It should however be noted, that gender testing used to be a requirement before competing at the Olympics for all athletes. International Association of Athletics Federations stopped gender screening for all athletes in 1992.
While ASA is vigorously defending their athlete, where were they before? Were questions not raised when she appeared out of nowhere to qualify for the race? Were officials desperate to show case a winning athlete, that proper tests and knowledge were disregarded?
Reports are filtering in that South African officials heard questions and uncertainties regarding Semenya's gender as early as four years prior yet did nothing. It is also interesting to note, that her coach happens to be the controversial Ekkart Arbeit.
Arbeit used to be a coach of the East German track team in the 1970s and 1980s. He admitted to giving his athletes anabolic steroids, resulting in at least one undergoing gender reassignment due to the effects of those pills and his part in the program.
While he is not accused of any wrong doing yet, his presence as a coach and the mentality of the program should be questioned. By employing a coach such as this, ASA has shown where its true priorities are, and it is not to the athletes but to win at all costs.
In any case, we can all agree, that the biggest loser in all of this is Caster Semenya herself.

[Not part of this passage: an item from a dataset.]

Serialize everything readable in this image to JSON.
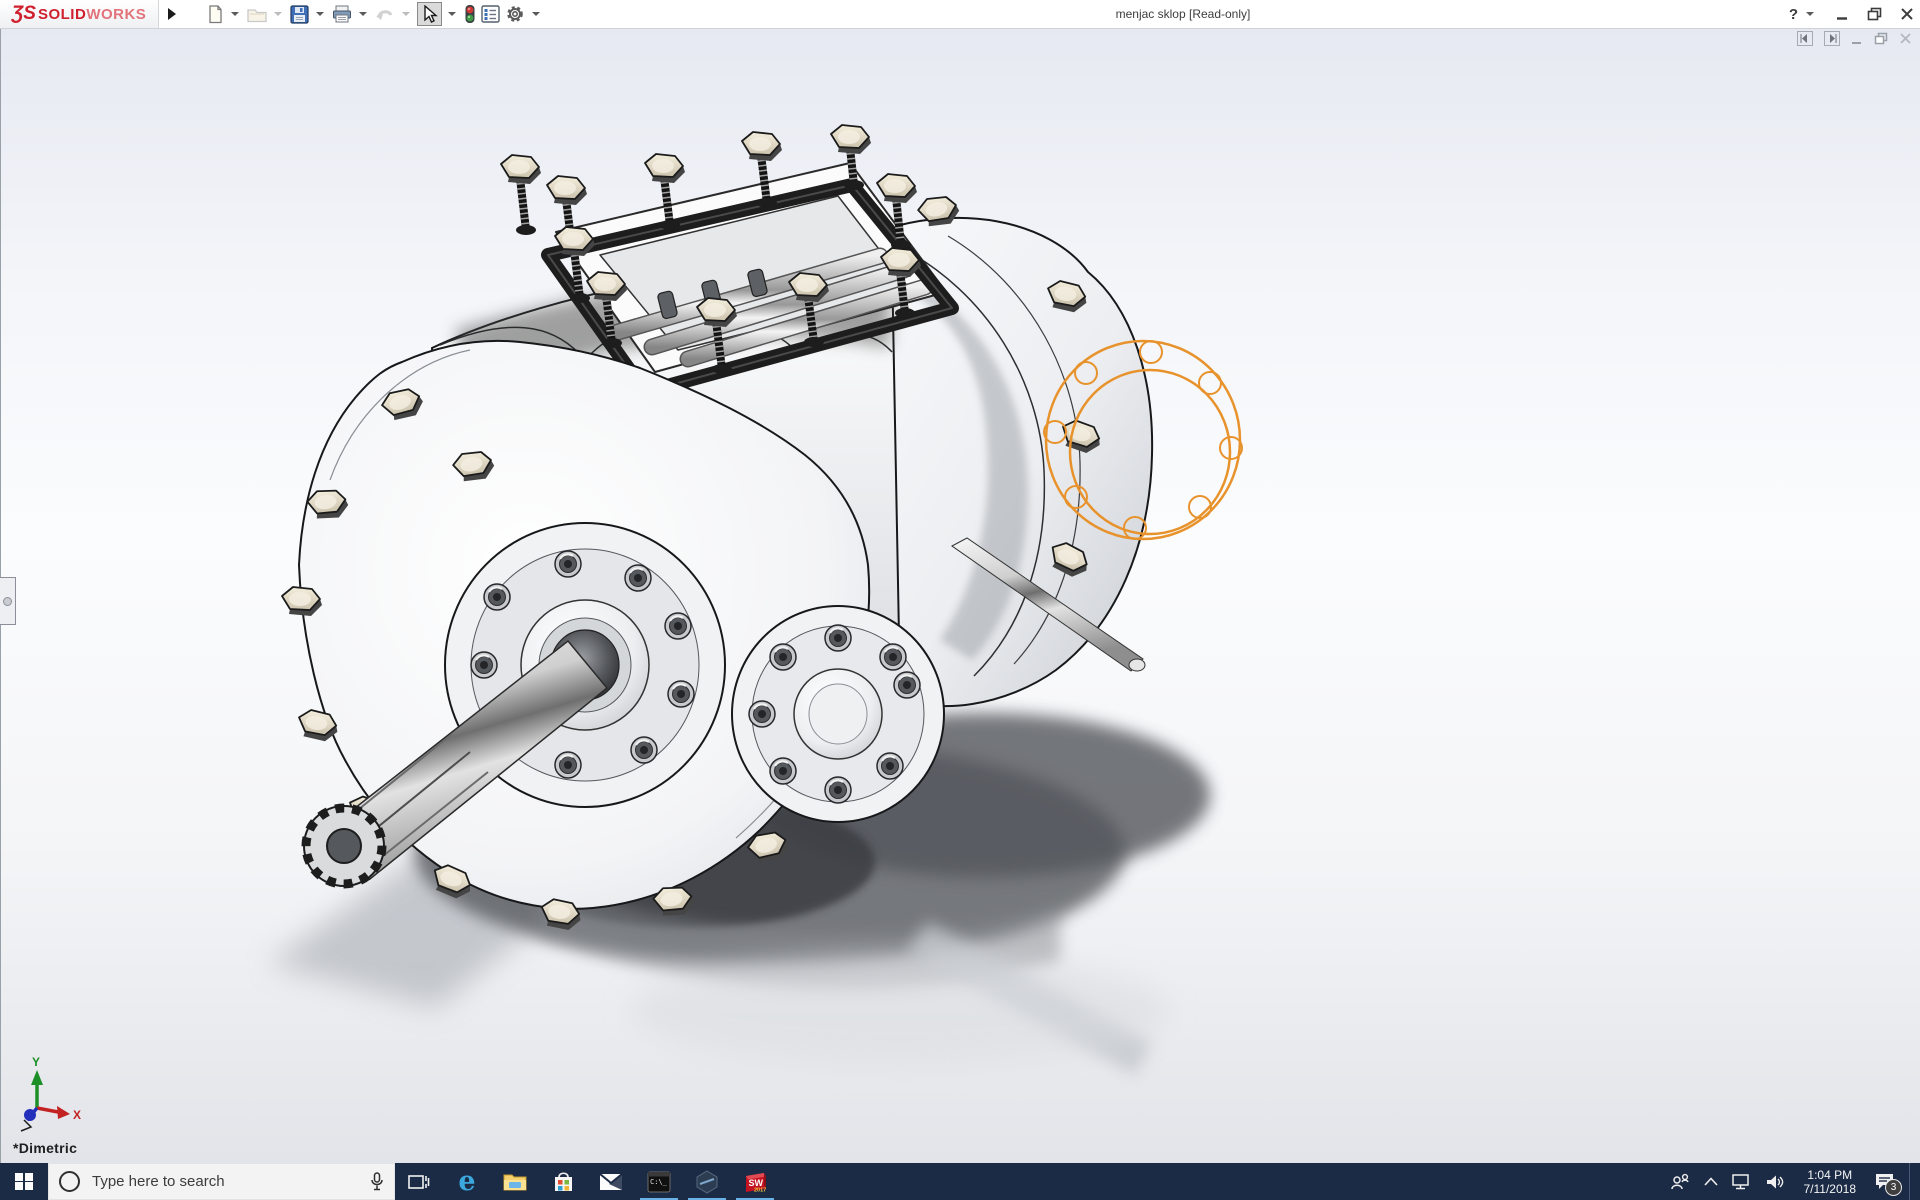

All the publicity, the embarrassing questions are now on an international scale. It remains to be seen how this story plays out.